• _Work instructions_
What you return must match the records below exactly, down to each character.

• _Data provided_
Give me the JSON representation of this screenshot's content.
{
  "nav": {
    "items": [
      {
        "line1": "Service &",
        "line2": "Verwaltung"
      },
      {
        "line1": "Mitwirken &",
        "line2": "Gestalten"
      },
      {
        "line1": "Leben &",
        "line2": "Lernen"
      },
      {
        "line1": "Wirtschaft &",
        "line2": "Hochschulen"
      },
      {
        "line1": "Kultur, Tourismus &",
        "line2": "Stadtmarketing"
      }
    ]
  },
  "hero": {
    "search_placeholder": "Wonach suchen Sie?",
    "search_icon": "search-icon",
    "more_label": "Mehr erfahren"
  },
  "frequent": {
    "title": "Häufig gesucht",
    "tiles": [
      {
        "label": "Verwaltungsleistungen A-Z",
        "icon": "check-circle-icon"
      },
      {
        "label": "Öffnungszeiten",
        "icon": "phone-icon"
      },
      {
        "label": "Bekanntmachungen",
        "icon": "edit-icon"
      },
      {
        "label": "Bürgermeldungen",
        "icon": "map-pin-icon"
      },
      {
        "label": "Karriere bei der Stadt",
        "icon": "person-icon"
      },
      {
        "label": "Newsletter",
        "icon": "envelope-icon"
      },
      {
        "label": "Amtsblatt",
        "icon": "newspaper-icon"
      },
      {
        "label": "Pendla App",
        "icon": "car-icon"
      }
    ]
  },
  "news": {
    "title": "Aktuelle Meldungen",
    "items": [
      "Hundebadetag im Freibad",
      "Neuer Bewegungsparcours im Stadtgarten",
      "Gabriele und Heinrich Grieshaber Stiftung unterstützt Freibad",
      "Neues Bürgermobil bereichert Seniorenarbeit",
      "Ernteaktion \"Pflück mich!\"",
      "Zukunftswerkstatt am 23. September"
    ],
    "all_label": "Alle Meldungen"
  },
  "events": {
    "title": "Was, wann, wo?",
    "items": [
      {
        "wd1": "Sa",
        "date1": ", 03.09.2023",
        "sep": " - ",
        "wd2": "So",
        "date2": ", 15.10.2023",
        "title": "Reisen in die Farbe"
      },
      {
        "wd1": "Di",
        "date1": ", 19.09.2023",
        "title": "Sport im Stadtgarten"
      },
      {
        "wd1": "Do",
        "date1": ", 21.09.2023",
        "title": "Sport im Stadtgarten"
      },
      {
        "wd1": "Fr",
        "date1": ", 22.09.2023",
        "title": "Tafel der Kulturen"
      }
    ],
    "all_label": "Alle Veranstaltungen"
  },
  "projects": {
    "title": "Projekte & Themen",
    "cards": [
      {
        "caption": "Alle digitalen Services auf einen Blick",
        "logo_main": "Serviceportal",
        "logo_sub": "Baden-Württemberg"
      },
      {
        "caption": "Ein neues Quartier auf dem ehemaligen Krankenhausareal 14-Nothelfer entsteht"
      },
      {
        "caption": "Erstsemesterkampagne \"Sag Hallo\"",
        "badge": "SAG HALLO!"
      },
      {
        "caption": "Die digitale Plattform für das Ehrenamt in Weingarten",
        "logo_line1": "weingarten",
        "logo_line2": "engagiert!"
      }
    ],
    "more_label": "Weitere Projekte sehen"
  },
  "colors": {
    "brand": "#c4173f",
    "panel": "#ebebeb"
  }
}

• _Written response_
Give me the JSON representation of this screenshot's content.
{
  "nav": {
    "items": [
      {
        "line1": "Service &",
        "line2": "Verwaltung"
      },
      {
        "line1": "Mitwirken &",
        "line2": "Gestalten"
      },
      {
        "line1": "Leben &",
        "line2": "Lernen"
      },
      {
        "line1": "Wirtschaft &",
        "line2": "Hochschulen"
      },
      {
        "line1": "Kultur, Tourismus &",
        "line2": "Stadtmarketing"
      }
    ]
  },
  "hero": {
    "search_placeholder": "Wonach suchen Sie?",
    "search_icon": "search-icon",
    "more_label": "Mehr erfahren"
  },
  "frequent": {
    "title": "Häufig gesucht",
    "tiles": [
      {
        "label": "Verwaltungsleistungen A-Z",
        "icon": "check-circle-icon"
      },
      {
        "label": "Öffnungszeiten",
        "icon": "phone-icon"
      },
      {
        "label": "Bekanntmachungen",
        "icon": "edit-icon"
      },
      {
        "label": "Bürgermeldungen",
        "icon": "map-pin-icon"
      },
      {
        "label": "Karriere bei der Stadt",
        "icon": "person-icon"
      },
      {
        "label": "Newsletter",
        "icon": "envelope-icon"
      },
      {
        "label": "Amtsblatt",
        "icon": "newspaper-icon"
      },
      {
        "label": "Pendla App",
        "icon": "car-icon"
      }
    ]
  },
  "news": {
    "title": "Aktuelle Meldungen",
    "items": [
      "Hundebadetag im Freibad",
      "Neuer Bewegungsparcours im Stadtgarten",
      "Gabriele und Heinrich Grieshaber Stiftung unterstützt Freibad",
      "Neues Bürgermobil bereichert Seniorenarbeit",
      "Ernteaktion \"Pflück mich!\"",
      "Zukunftswerkstatt am 23. September"
    ],
    "all_label": "Alle Meldungen"
  },
  "events": {
    "title": "Was, wann, wo?",
    "items": [
      {
        "wd1": "Sa",
        "date1": ", 03.09.2023",
        "sep": " - ",
        "wd2": "So",
        "date2": ", 15.10.2023",
        "title": "Reisen in die Farbe"
      },
      {
        "wd1": "Di",
        "date1": ", 19.09.2023",
        "title": "Sport im Stadtgarten"
      },
      {
        "wd1": "Do",
        "date1": ", 21.09.2023",
        "title": "Sport im Stadtgarten"
      },
      {
        "wd1": "Fr",
        "date1": ", 22.09.2023",
        "title": "Tafel der Kulturen"
      }
    ],
    "all_label": "Alle Veranstaltungen"
  },
  "projects": {
    "title": "Projekte & Themen",
    "cards": [
      {
        "caption": "Alle digitalen Services auf einen Blick",
        "logo_main": "Serviceportal",
        "logo_sub": "Baden-Württemberg"
      },
      {
        "caption": "Ein neues Quartier auf dem ehemaligen Krankenhausareal 14-Nothelfer entsteht"
      },
      {
        "caption": "Erstsemesterkampagne \"Sag Hallo\"",
        "badge": "SAG HALLO!"
      },
      {
        "caption": "Die digitale Plattform für das Ehrenamt in Weingarten",
        "logo_line1": "weingarten",
        "logo_line2": "engagiert!"
      }
    ],
    "more_label": "Weitere Projekte sehen"
  },
  "colors": {
    "brand": "#c4173f",
    "panel": "#ebebeb"
  }
}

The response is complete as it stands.